Instruction for Form I-601A (quoted verbatim below) include the following categories and examples of extreme hardship:

1. Health. Examples include: Ongoing or specialized treatment required for a physical or mental condition, availability or quality of such treatment in the foreign country, anticipated treatment duration, whether the condition is long term, and whether it is chronic or acute.
2. Financial considerations. Examples include: Future employability, loss due to sale of home or business or termination of a professional practice, a decline in standard of living, ability to recoup short-term losses, cost of extraordinary needs (such as special education or training for children with special needs), or the cost of care for family members such as elderly or sick parents.
3. Education. Examples include: Loss of opportunity for higher education, lower quality or limited scope of education options, disruption of a current program, requirement to receive education in a foreign language or culture with ensuing loss of time or grade, and availability of special requirements, such as training programs or internships in specific fields.
4. Personal considerations. Examples include: Close relatives in the United States and country of birth or citizenship, separation from spouse or children, ages of involved parties, and length of residence and community ties in the United States.
5. Special factors. Examples include: Cultural, language-related, religious, and ethnic obstacles; valid fears of persecution, physical harm, or injury; social ostracism or stigma; and lack of access to social institutions or structures (official or unofficial) that provide support, guidance, or protection.

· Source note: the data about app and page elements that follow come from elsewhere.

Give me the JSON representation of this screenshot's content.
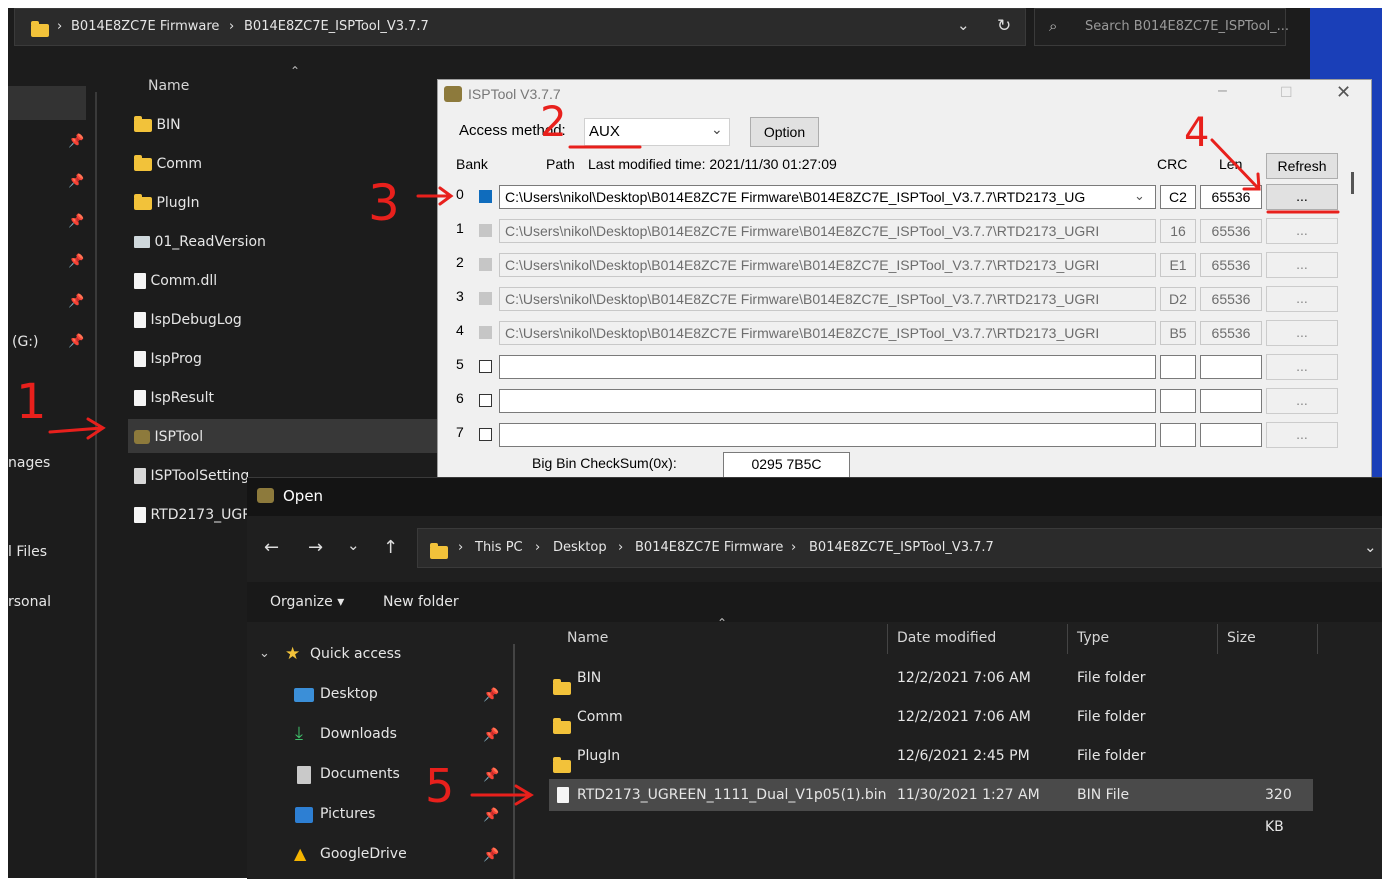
{
  "explorer": {
    "breadcrumb": [
      "B014E8ZC7E Firmware",
      "B014E8ZC7E_ISPTool_V3.7.7"
    ],
    "search_placeholder": "Search B014E8ZC7E_ISPTool_...",
    "column_name": "Name",
    "left_nav": {
      "drive": "(G:)",
      "images": "nages",
      "files": "l Files",
      "personal": "rsonal"
    },
    "items": [
      {
        "name": "BIN",
        "icon": "folder-icon"
      },
      {
        "name": "Comm",
        "icon": "folder-icon"
      },
      {
        "name": "PlugIn",
        "icon": "folder-icon"
      },
      {
        "name": "01_ReadVersion",
        "icon": "shortcut-icon"
      },
      {
        "name": "Comm.dll",
        "icon": "dll-icon"
      },
      {
        "name": "IspDebugLog",
        "icon": "text-file-icon"
      },
      {
        "name": "IspProg",
        "icon": "text-file-icon"
      },
      {
        "name": "IspResult",
        "icon": "text-file-icon"
      },
      {
        "name": "ISPTool",
        "icon": "app-icon"
      },
      {
        "name": "ISPToolSetting",
        "icon": "settings-file-icon"
      },
      {
        "name": "RTD2173_UGR",
        "icon": "file-icon"
      }
    ]
  },
  "isp": {
    "title": "ISPTool V3.7.7",
    "access_label": "Access method:",
    "access_value": "AUX",
    "option_button": "Option",
    "bank_header": "Bank",
    "path_header": "Path",
    "last_modified": "Last modified time: 2021/11/30 01:27:09",
    "crc_header": "CRC",
    "len_header": "Len",
    "refresh_button": "Refresh",
    "browse_label": "...",
    "banks": [
      {
        "num": "0",
        "checked": true,
        "path": "C:\\Users\\nikol\\Desktop\\B014E8ZC7E Firmware\\B014E8ZC7E_ISPTool_V3.7.7\\RTD2173_UG",
        "crc": "C2",
        "len": "65536"
      },
      {
        "num": "1",
        "checked": false,
        "path": "C:\\Users\\nikol\\Desktop\\B014E8ZC7E Firmware\\B014E8ZC7E_ISPTool_V3.7.7\\RTD2173_UGRI",
        "crc": "16",
        "len": "65536"
      },
      {
        "num": "2",
        "checked": false,
        "path": "C:\\Users\\nikol\\Desktop\\B014E8ZC7E Firmware\\B014E8ZC7E_ISPTool_V3.7.7\\RTD2173_UGRI",
        "crc": "E1",
        "len": "65536"
      },
      {
        "num": "3",
        "checked": false,
        "path": "C:\\Users\\nikol\\Desktop\\B014E8ZC7E Firmware\\B014E8ZC7E_ISPTool_V3.7.7\\RTD2173_UGRI",
        "crc": "D2",
        "len": "65536"
      },
      {
        "num": "4",
        "checked": false,
        "path": "C:\\Users\\nikol\\Desktop\\B014E8ZC7E Firmware\\B014E8ZC7E_ISPTool_V3.7.7\\RTD2173_UGRI",
        "crc": "B5",
        "len": "65536"
      },
      {
        "num": "5",
        "checked": false,
        "path": "",
        "crc": "",
        "len": ""
      },
      {
        "num": "6",
        "checked": false,
        "path": "",
        "crc": "",
        "len": ""
      },
      {
        "num": "7",
        "checked": false,
        "path": "",
        "crc": "",
        "len": ""
      }
    ],
    "checksum_label": "Big Bin CheckSum(0x):",
    "checksum_value": "0295 7B5C"
  },
  "open_dialog": {
    "title": "Open",
    "breadcrumb": [
      "This PC",
      "Desktop",
      "B014E8ZC7E Firmware",
      "B014E8ZC7E_ISPTool_V3.7.7"
    ],
    "organize": "Organize",
    "new_folder": "New folder",
    "nav": [
      {
        "label": "Quick access",
        "icon": "star-icon"
      },
      {
        "label": "Desktop",
        "icon": "desktop-icon"
      },
      {
        "label": "Downloads",
        "icon": "download-icon"
      },
      {
        "label": "Documents",
        "icon": "documents-icon"
      },
      {
        "label": "Pictures",
        "icon": "pictures-icon"
      },
      {
        "label": "GoogleDrive",
        "icon": "google-drive-icon"
      }
    ],
    "columns": {
      "name": "Name",
      "date": "Date modified",
      "type": "Type",
      "size": "Size"
    },
    "files": [
      {
        "name": "BIN",
        "date": "12/2/2021 7:06 AM",
        "type": "File folder",
        "size": ""
      },
      {
        "name": "Comm",
        "date": "12/2/2021 7:06 AM",
        "type": "File folder",
        "size": ""
      },
      {
        "name": "PlugIn",
        "date": "12/6/2021 2:45 PM",
        "type": "File folder",
        "size": ""
      },
      {
        "name": "RTD2173_UGREEN_1111_Dual_V1p05(1).bin",
        "date": "11/30/2021 1:27 AM",
        "type": "BIN File",
        "size": "320 KB"
      }
    ]
  },
  "annotations": [
    "1",
    "2",
    "3",
    "4",
    "5"
  ],
  "colors": {
    "annotation": "#e8201c",
    "accent": "#0f6cbd",
    "explorer_bg": "#1c1c1c",
    "dialog_bg": "#f0f0f0"
  }
}
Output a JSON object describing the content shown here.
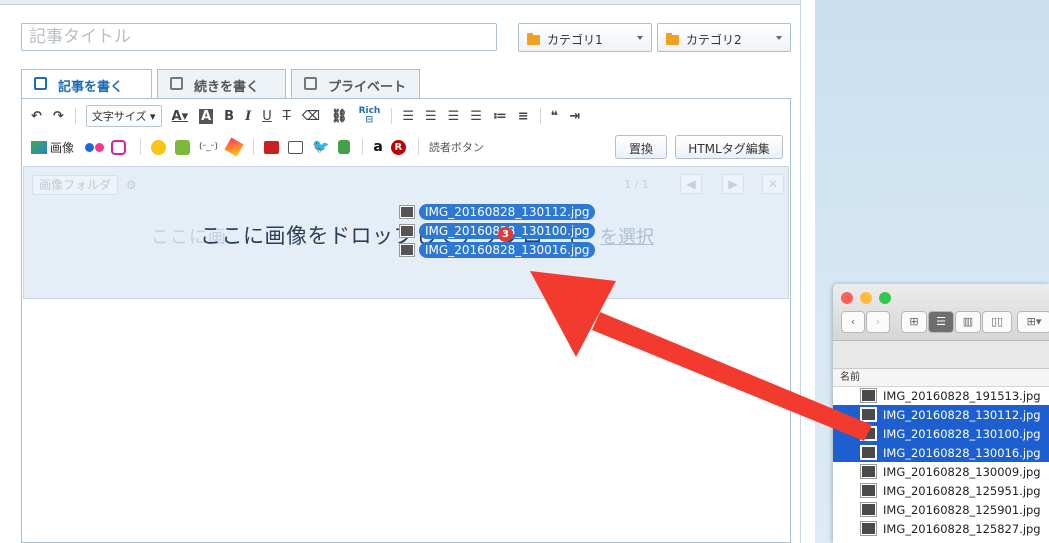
{
  "editor": {
    "title_placeholder": "記事タイトル",
    "category1": "カテゴリ1",
    "category2": "カテゴリ2",
    "tabs": [
      {
        "label": "記事を書く",
        "active": true
      },
      {
        "label": "続きを書く",
        "active": false
      },
      {
        "label": "プライベート",
        "active": false
      }
    ],
    "toolbar": {
      "font_size": "文字サイズ",
      "bold": "B",
      "italic": "I",
      "underline": "U",
      "strike": "T",
      "rich_label": "Rich",
      "quote": "❝",
      "image_label": "画像",
      "reader_button": "読者ボタン",
      "replace_button": "置換",
      "html_button": "HTMLタグ編集"
    },
    "drop_zone": {
      "folder_select": "画像フォルダ",
      "page": "1 / 1",
      "instruction": "ここに画像をドロップしてアップロード",
      "instruction_faded": "ここに画",
      "link": "を選択"
    }
  },
  "drag": {
    "files": [
      "IMG_20160828_130112.jpg",
      "IMG_20160828_130100.jpg",
      "IMG_20160828_130016.jpg"
    ],
    "count": "3"
  },
  "finder": {
    "column_header": "名前",
    "files": [
      {
        "name": "IMG_20160828_191513.jpg",
        "selected": false
      },
      {
        "name": "IMG_20160828_130112.jpg",
        "selected": true
      },
      {
        "name": "IMG_20160828_130100.jpg",
        "selected": true
      },
      {
        "name": "IMG_20160828_130016.jpg",
        "selected": true
      },
      {
        "name": "IMG_20160828_130009.jpg",
        "selected": false
      },
      {
        "name": "IMG_20160828_125951.jpg",
        "selected": false
      },
      {
        "name": "IMG_20160828_125901.jpg",
        "selected": false
      },
      {
        "name": "IMG_20160828_125827.jpg",
        "selected": false
      }
    ]
  },
  "colors": {
    "accent": "#1f6cb7",
    "selection": "#1e5fcf",
    "arrow": "#f23a2e",
    "folder": "#f0a023"
  }
}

What if my spouse or parent is a Lawful Permanent Resident (“LPR”)

Currently the Provisional Unlawful Presence Waiver is only available where the applicant is married to a USC or the son/daughter of a USC. DHS has proposed expanding the program to LPR spouses/parents, but that proposal has not taken effect. See 80 FR 43338-54 (July 22, 2015).